= Beginning of Section =

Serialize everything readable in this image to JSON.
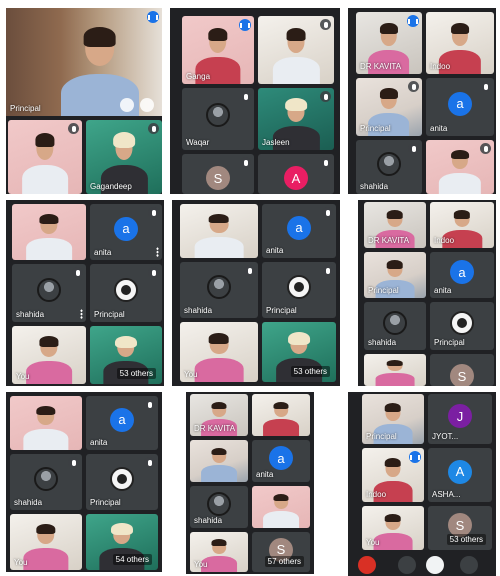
{
  "names": {
    "principal": "Principal",
    "gagandeep": "Gagandeep",
    "ganga": "Ganga",
    "waqar": "Waqar",
    "jasleen": "Jasleen",
    "kavita": "DR KAVITA",
    "indoo": "Indoo",
    "anita": "anita",
    "shahida": "shahida",
    "you": "You",
    "jaideep": "Jaideep",
    "jyoti": "JYOT...",
    "asha": "ASHA..."
  },
  "avatars": {
    "a": "a",
    "s": "S",
    "A": "A",
    "j": "J"
  },
  "others": {
    "o53": "53 others",
    "o54": "54 others",
    "o57": "57 others"
  },
  "colors": {
    "anita_avatar": "#1a73e8",
    "s_avatar": "#a1887f",
    "A_avatar": "#e91e63",
    "jyoti_avatar": "#7b1fa2",
    "asha_avatar": "#1e88e5",
    "speaking_indicator": "#1a73e8",
    "call_background": "#202124"
  }
}
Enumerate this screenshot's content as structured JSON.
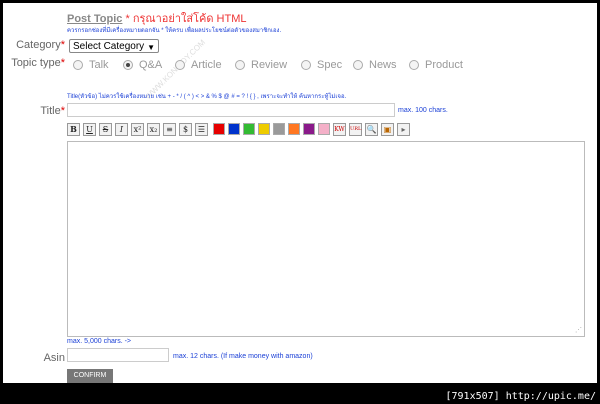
{
  "header": {
    "post_topic": "Post Topic",
    "warning": " * กรุณาอย่าใส่โค้ด HTML",
    "note": "ควรกรอกช่องที่มีเครื่องหมายดอกจัน * ให้ครบ เพื่อผลประโยชน์ต่อตัวของสมาชิกเอง."
  },
  "category": {
    "label": "Category",
    "required": "*",
    "selected": "Select Category"
  },
  "topic_type": {
    "label": "Topic type",
    "required": "*",
    "options": [
      {
        "label": "Talk",
        "checked": false
      },
      {
        "label": "Q&A",
        "checked": true
      },
      {
        "label": "Article",
        "checked": false
      },
      {
        "label": "Review",
        "checked": false
      },
      {
        "label": "Spec",
        "checked": false
      },
      {
        "label": "News",
        "checked": false
      },
      {
        "label": "Product",
        "checked": false
      }
    ]
  },
  "title_field": {
    "label": "Title",
    "required": "*",
    "note": "Title(หัวข้อ) ไม่ควรใช้เครื่องหมาย เช่น + - * / ( ^ ) < > & % $ @ # = ? ! { } , เพราะจะทำให้ ค้นหากระทู้ไม่เจอ.",
    "max": "max. 100 chars."
  },
  "toolbar": {
    "buttons": [
      "B",
      "U",
      "S",
      "I",
      "x²",
      "x₂",
      "≡",
      "$",
      "☰"
    ],
    "colors": [
      "#e60000",
      "#0033cc",
      "#33bb33",
      "#eecc00",
      "#9a9a9a",
      "#ff7722",
      "#8a1a8a",
      "#f4b0c8"
    ],
    "tools": [
      "KW",
      "URL",
      "🔍",
      "▣",
      "▸"
    ]
  },
  "body_field": {
    "max": "max. 5,000 chars. ->"
  },
  "asin": {
    "label": "Asin",
    "max": "max. 12 chars. (If make money with amazon)"
  },
  "confirm_label": "CONFIRM",
  "watermark": "WWW.KONINDY.COM",
  "footer": "[791x507] http://upic.me/"
}
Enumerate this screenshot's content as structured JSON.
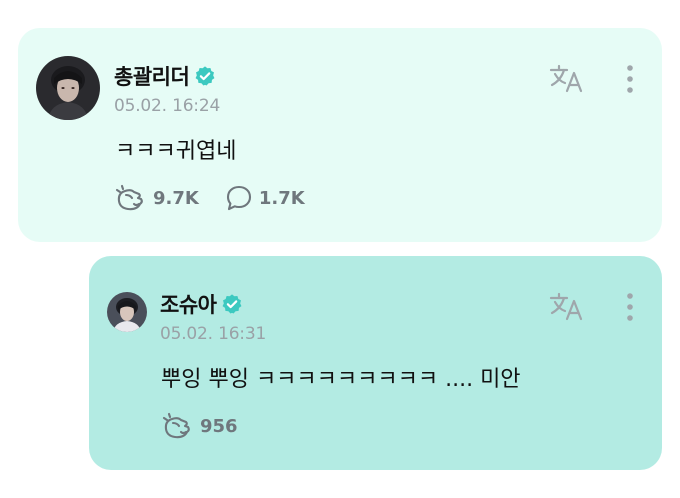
{
  "post": {
    "author": "총괄리더",
    "timestamp": "05.02. 16:24",
    "text": "ㅋㅋㅋ귀엽네",
    "likes": "9.7K",
    "comments": "1.7K"
  },
  "reply": {
    "author": "조슈아",
    "timestamp": "05.02. 16:31",
    "text": "뿌잉 뿌잉 ㅋㅋㅋㅋㅋㅋㅋㅋㅋ .... 미안",
    "likes": "956"
  },
  "colors": {
    "post_background": "#e6fcf6",
    "reply_background": "#b3ebe3",
    "verified_badge": "#3cc9c0",
    "meta_text": "#9aa1a6"
  },
  "icons": {
    "verified": "verified-badge-icon",
    "translate": "translate-icon",
    "more": "more-vertical-icon",
    "like": "cheer-hand-icon",
    "comment": "comment-bubble-icon"
  }
}
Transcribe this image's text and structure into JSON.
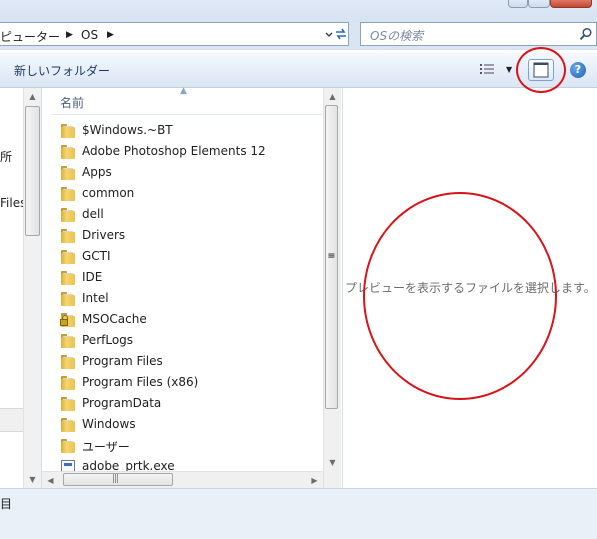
{
  "window": {
    "breadcrumb": [
      "ピューター",
      "OS"
    ],
    "search_placeholder": "OSの検索"
  },
  "toolbar": {
    "new_folder_label": "新しいフォルダー",
    "view_dropdown_glyph": "▼",
    "help_glyph": "?"
  },
  "nav_pane": {
    "items": [
      "所",
      "Files"
    ]
  },
  "file_list": {
    "column_name": "名前",
    "items": [
      {
        "name": "$Windows.~BT",
        "icon": "folder-icon"
      },
      {
        "name": "Adobe Photoshop Elements 12",
        "icon": "folder-icon"
      },
      {
        "name": "Apps",
        "icon": "folder-icon"
      },
      {
        "name": "common",
        "icon": "folder-icon"
      },
      {
        "name": "dell",
        "icon": "folder-icon"
      },
      {
        "name": "Drivers",
        "icon": "folder-icon"
      },
      {
        "name": "GCTI",
        "icon": "folder-icon"
      },
      {
        "name": "IDE",
        "icon": "folder-icon"
      },
      {
        "name": "Intel",
        "icon": "folder-icon"
      },
      {
        "name": "MSOCache",
        "icon": "locked-folder-icon"
      },
      {
        "name": "PerfLogs",
        "icon": "folder-icon"
      },
      {
        "name": "Program Files",
        "icon": "folder-icon"
      },
      {
        "name": "Program Files (x86)",
        "icon": "folder-icon"
      },
      {
        "name": "ProgramData",
        "icon": "folder-icon"
      },
      {
        "name": "Windows",
        "icon": "folder-icon"
      },
      {
        "name": "ユーザー",
        "icon": "folder-icon"
      },
      {
        "name": "adobe_prtk.exe",
        "icon": "exe-icon"
      }
    ]
  },
  "preview": {
    "message": "プレビューを表示するファイルを選択します。"
  },
  "details": {
    "label": "目"
  },
  "colors": {
    "annotation_red": "#d7141a",
    "toolbar_bg": "#e6eef8"
  }
}
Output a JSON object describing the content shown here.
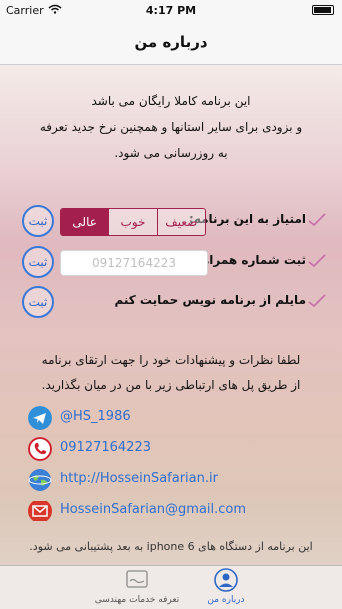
{
  "status": {
    "carrier": "Carrier",
    "time": "4:17 PM"
  },
  "nav": {
    "title": "درباره من"
  },
  "intro": {
    "line1": "این برنامه کاملا رایگان می باشد",
    "line2": "و بزودی برای سایر استانها و همچنین نرخ جدید تعرفه",
    "line3": "به روزرسانی می شود."
  },
  "rating": {
    "label": "امتیاز به این برنامه:",
    "options": [
      "ضعیف",
      "خوب",
      "عالی"
    ],
    "selected": "عالی",
    "button": "ثبت"
  },
  "phone": {
    "label": "ثبت شماره همراه:",
    "placeholder": "09127164223",
    "button": "ثبت"
  },
  "support": {
    "label": "مایلم از برنامه نویس حمایت کنم",
    "button": "ثبت"
  },
  "contact_intro": {
    "line1": "لطفا نظرات و پیشنهادات خود را  جهت ارتقای برنامه",
    "line2": "از طریق پل های ارتباطی زیر با من در میان بگذارید."
  },
  "contacts": [
    {
      "icon": "telegram-icon",
      "text": "@HS_1986",
      "color": "#2f8fd8"
    },
    {
      "icon": "phone-icon",
      "text": "09127164223",
      "color": "#d11f2e"
    },
    {
      "icon": "globe-icon",
      "text": "http://HosseinSafarian.ir",
      "color": "#3b7fd6"
    },
    {
      "icon": "mail-icon",
      "text": "HosseinSafarian@gmail.com",
      "color": "#d9362b"
    }
  ],
  "footer_note": "این برنامه از دستگاه های iphone 6 به بعد پشتیبانی می شود.",
  "tabs": [
    {
      "label": "تعرفه خدمات مهندسی",
      "active": false
    },
    {
      "label": "درباره من",
      "active": true
    }
  ],
  "colors": {
    "accent": "#a21f4e",
    "button_blue": "#2d67c6"
  }
}
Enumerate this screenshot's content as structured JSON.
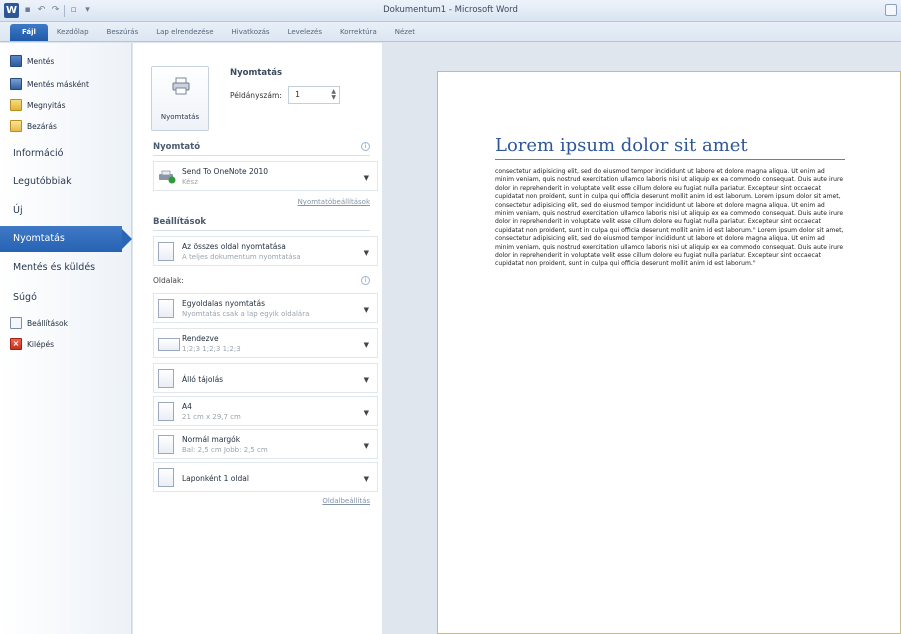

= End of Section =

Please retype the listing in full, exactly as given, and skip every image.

# SOLUTION TO THE EXERCISE:
Serialize everything readable in this image to JSON.
{
  "names": {
    "principal": "Principal",
    "gagandeep": "Gagandeep",
    "ganga": "Ganga",
    "waqar": "Waqar",
    "jasleen": "Jasleen",
    "kavita": "DR KAVITA",
    "indoo": "Indoo",
    "anita": "anita",
    "shahida": "shahida",
    "you": "You",
    "jaideep": "Jaideep",
    "jyoti": "JYOT...",
    "asha": "ASHA..."
  },
  "avatars": {
    "a": "a",
    "s": "S",
    "A": "A",
    "j": "J"
  },
  "others": {
    "o53": "53 others",
    "o54": "54 others",
    "o57": "57 others"
  },
  "colors": {
    "anita_avatar": "#1a73e8",
    "s_avatar": "#a1887f",
    "A_avatar": "#e91e63",
    "jyoti_avatar": "#7b1fa2",
    "asha_avatar": "#1e88e5",
    "speaking_indicator": "#1a73e8",
    "call_background": "#202124"
  }
}
Enumerate this screenshot's content as structured JSON.
{
  "header": {
    "post_topic": "Post Topic",
    "warning": " * กรุณาอย่าใส่โค้ด HTML",
    "note": "ควรกรอกช่องที่มีเครื่องหมายดอกจัน * ให้ครบ เพื่อผลประโยชน์ต่อตัวของสมาชิกเอง."
  },
  "category": {
    "label": "Category",
    "required": "*",
    "selected": "Select Category"
  },
  "topic_type": {
    "label": "Topic type",
    "required": "*",
    "options": [
      {
        "label": "Talk",
        "checked": false
      },
      {
        "label": "Q&A",
        "checked": true
      },
      {
        "label": "Article",
        "checked": false
      },
      {
        "label": "Review",
        "checked": false
      },
      {
        "label": "Spec",
        "checked": false
      },
      {
        "label": "News",
        "checked": false
      },
      {
        "label": "Product",
        "checked": false
      }
    ]
  },
  "title_field": {
    "label": "Title",
    "required": "*",
    "note": "Title(หัวข้อ) ไม่ควรใช้เครื่องหมาย เช่น + - * / ( ^ ) < > & % $ @ # = ? ! { } , เพราะจะทำให้ ค้นหากระทู้ไม่เจอ.",
    "max": "max. 100 chars."
  },
  "toolbar": {
    "buttons": [
      "B",
      "U",
      "S",
      "I",
      "x²",
      "x₂",
      "≡",
      "$",
      "☰"
    ],
    "colors": [
      "#e60000",
      "#0033cc",
      "#33bb33",
      "#eecc00",
      "#9a9a9a",
      "#ff7722",
      "#8a1a8a",
      "#f4b0c8"
    ],
    "tools": [
      "KW",
      "URL",
      "🔍",
      "▣",
      "▸"
    ]
  },
  "body_field": {
    "max": "max. 5,000 chars. ->"
  },
  "asin": {
    "label": "Asin",
    "max": "max. 12 chars. (If make money with amazon)"
  },
  "confirm_label": "CONFIRM",
  "watermark": "WWW.KONINDY.COM",
  "footer": "[791x507] http://upic.me/"
}
Enumerate this screenshot's content as structured JSON.
{
  "post": {
    "author": "총괄리더",
    "timestamp": "05.02. 16:24",
    "text": "ㅋㅋㅋ귀엽네",
    "likes": "9.7K",
    "comments": "1.7K"
  },
  "reply": {
    "author": "조슈아",
    "timestamp": "05.02. 16:31",
    "text": "뿌잉 뿌잉 ㅋㅋㅋㅋㅋㅋㅋㅋㅋ .... 미안",
    "likes": "956"
  },
  "colors": {
    "post_background": "#e6fcf6",
    "reply_background": "#b3ebe3",
    "verified_badge": "#3cc9c0",
    "meta_text": "#9aa1a6"
  },
  "icons": {
    "verified": "verified-badge-icon",
    "translate": "translate-icon",
    "more": "more-vertical-icon",
    "like": "cheer-hand-icon",
    "comment": "comment-bubble-icon"
  }
}
Transcribe this image's text and structure into JSON.
{
  "window": {
    "breadcrumb": [
      "ピューター",
      "OS"
    ],
    "search_placeholder": "OSの検索"
  },
  "toolbar": {
    "new_folder_label": "新しいフォルダー",
    "view_dropdown_glyph": "▼",
    "help_glyph": "?"
  },
  "nav_pane": {
    "items": [
      "所",
      "Files"
    ]
  },
  "file_list": {
    "column_name": "名前",
    "items": [
      {
        "name": "$Windows.~BT",
        "icon": "folder-icon"
      },
      {
        "name": "Adobe Photoshop Elements 12",
        "icon": "folder-icon"
      },
      {
        "name": "Apps",
        "icon": "folder-icon"
      },
      {
        "name": "common",
        "icon": "folder-icon"
      },
      {
        "name": "dell",
        "icon": "folder-icon"
      },
      {
        "name": "Drivers",
        "icon": "folder-icon"
      },
      {
        "name": "GCTI",
        "icon": "folder-icon"
      },
      {
        "name": "IDE",
        "icon": "folder-icon"
      },
      {
        "name": "Intel",
        "icon": "folder-icon"
      },
      {
        "name": "MSOCache",
        "icon": "locked-folder-icon"
      },
      {
        "name": "PerfLogs",
        "icon": "folder-icon"
      },
      {
        "name": "Program Files",
        "icon": "folder-icon"
      },
      {
        "name": "Program Files (x86)",
        "icon": "folder-icon"
      },
      {
        "name": "ProgramData",
        "icon": "folder-icon"
      },
      {
        "name": "Windows",
        "icon": "folder-icon"
      },
      {
        "name": "ユーザー",
        "icon": "folder-icon"
      },
      {
        "name": "adobe_prtk.exe",
        "icon": "exe-icon"
      }
    ]
  },
  "preview": {
    "message": "プレビューを表示するファイルを選択します。"
  },
  "details": {
    "label": "目"
  },
  "colors": {
    "annotation_red": "#d7141a",
    "toolbar_bg": "#e6eef8"
  }
}
Output a JSON object describing the content shown here.
{
  "status": {
    "carrier": "Carrier",
    "time": "4:17 PM"
  },
  "nav": {
    "title": "درباره من"
  },
  "intro": {
    "line1": "این برنامه کاملا رایگان می باشد",
    "line2": "و بزودی برای سایر استانها و همچنین نرخ جدید تعرفه",
    "line3": "به روزرسانی می شود."
  },
  "rating": {
    "label": "امتیاز به این برنامه:",
    "options": [
      "ضعیف",
      "خوب",
      "عالی"
    ],
    "selected": "عالی",
    "button": "ثبت"
  },
  "phone": {
    "label": "ثبت شماره همراه:",
    "placeholder": "09127164223",
    "button": "ثبت"
  },
  "support": {
    "label": "مایلم از برنامه نویس حمایت کنم",
    "button": "ثبت"
  },
  "contact_intro": {
    "line1": "لطفا نظرات و پیشنهادات خود را  جهت ارتقای برنامه",
    "line2": "از طریق پل های ارتباطی زیر با من در میان بگذارید."
  },
  "contacts": [
    {
      "icon": "telegram-icon",
      "text": "@HS_1986",
      "color": "#2f8fd8"
    },
    {
      "icon": "phone-icon",
      "text": "09127164223",
      "color": "#d11f2e"
    },
    {
      "icon": "globe-icon",
      "text": "http://HosseinSafarian.ir",
      "color": "#3b7fd6"
    },
    {
      "icon": "mail-icon",
      "text": "HosseinSafarian@gmail.com",
      "color": "#d9362b"
    }
  ],
  "footer_note": "این برنامه از دستگاه های iphone 6 به بعد پشتیبانی می شود.",
  "tabs": [
    {
      "label": "تعرفه خدمات مهندسی",
      "active": false
    },
    {
      "label": "درباره من",
      "active": true
    }
  ],
  "colors": {
    "accent": "#a21f4e",
    "button_blue": "#2d67c6"
  }
}
Enumerate this screenshot's content as structured JSON.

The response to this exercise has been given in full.